So the old question still comes up.

“How do I find the time?”

Well you find an organisation that fosters your interest and lets you adjust your time commitment based on your availability. Some organisations benefit even with a single hour of your time each week. It’s often not a big ask and that’s why I won’t deny, that volunteering with the Australian Preppers Survival League is something I am truly proud to volunteer my time with. They are immensely flexible to your requirements and offers many open opportunities to this day, to step up and serve your community to increase awareness and prepare and act in civil emergencies or disasters.

Now I wish to go back to the early bit about past negative experiences with volunteering. I have experienced terrible mismanagement, the good and the bad.  However, one thing that stood out to me, is the enormity of good. I found it astonishing that the volunteers, were better communicators, better organised and better at a lot of things compared to ‘paid’ employees in structured and well financed business and government organisations. It’s that awesome friendship and good work, which I call the Aussie spirit.  As for the bad impressions from some organisations, they soon learn quickly by the loss of volunteers, causing them to improve.

The benefits of volunteering is immense. The skills obtained, puts you ahead of the rest. I obtained skills through volunteering, which not only achieved ongoing employment, but also increased life skills for interpersonal relationships and the wider community. Further to that, organisations often provide free training which is undervalued by many. Training which you can add to your repertoire of skills, when applying for future employment or positions within volunteer or member organisations.

Keep up the good work volunteers and members, if your only starting, your journey has only just begun, give it time. If your experienced, you’re always learning and always adapting to the challenge at hand.

Further reading is this interesting article about the benefits of volunteering:


Happy days ahead people! Volunteer is now a very positive word.

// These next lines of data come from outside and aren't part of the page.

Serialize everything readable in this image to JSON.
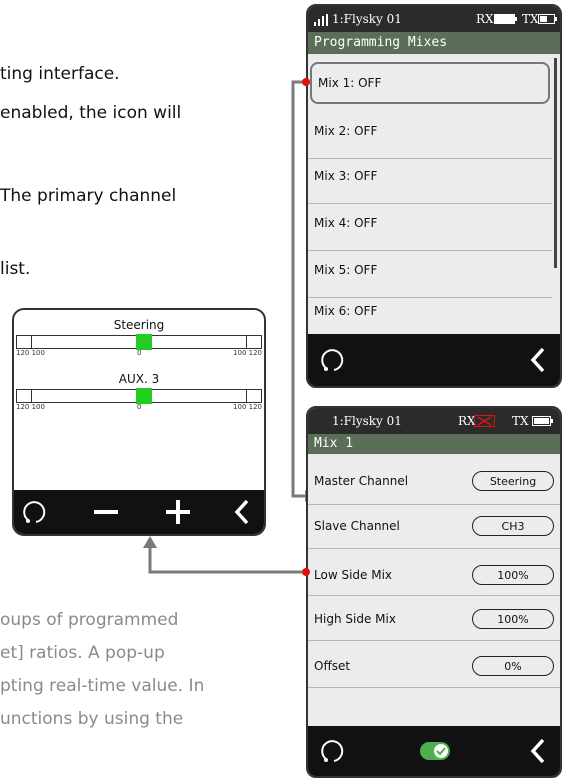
{
  "doc": {
    "line1": "ting interface.",
    "line2": "enabled, the icon will",
    "line3": "The primary channel",
    "line4": "list.",
    "gray1": "oups of programmed",
    "gray2": "et] ratios. A pop-up",
    "gray3": "pting real-time value. In",
    "gray4": "unctions by using the"
  },
  "mixes_screen": {
    "status_title": "1:Flysky 01",
    "rx_label": "RX",
    "tx_label": "TX",
    "title": "Programming Mixes",
    "items": [
      "Mix 1: OFF",
      "Mix 2: OFF",
      "Mix 3: OFF",
      "Mix 4: OFF",
      "Mix 5: OFF",
      "Mix 6: OFF"
    ]
  },
  "monitor_screen": {
    "channel1": "Steering",
    "channel2": "AUX. 3",
    "channel1_value": 0,
    "channel2_value": 0,
    "scale_left": "120 100",
    "scale_mid": "0",
    "scale_right": "100 120"
  },
  "mix_detail_screen": {
    "status_title": "1:Flysky 01",
    "rx_label": "RX",
    "tx_label": "TX",
    "title": "Mix 1",
    "params": [
      {
        "label": "Master Channel",
        "value": "Steering"
      },
      {
        "label": "Slave Channel",
        "value": "CH3"
      },
      {
        "label": "Low Side Mix",
        "value": "100%"
      },
      {
        "label": "High Side Mix",
        "value": "100%"
      },
      {
        "label": "Offset",
        "value": "0%"
      }
    ],
    "toggle_on": true
  },
  "colors": {
    "title_bar": "#5b6e58",
    "bar_fill": "#22cc22",
    "toggle": "#4caf50",
    "pointer_dot": "#e01010",
    "connector": "#7a7a7a"
  },
  "icons": [
    "signal-icon",
    "battery-icon",
    "rx-error-icon",
    "rotate-icon",
    "minus-icon",
    "plus-icon",
    "back-icon",
    "toggle-icon"
  ]
}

Make the change and stick to it. Don’t hold grudges from the yesteryear, whatever it was that gave you a bad impression, it's time to move on.

About John

Secretary General, Survivalist, Principal Academy Trainer.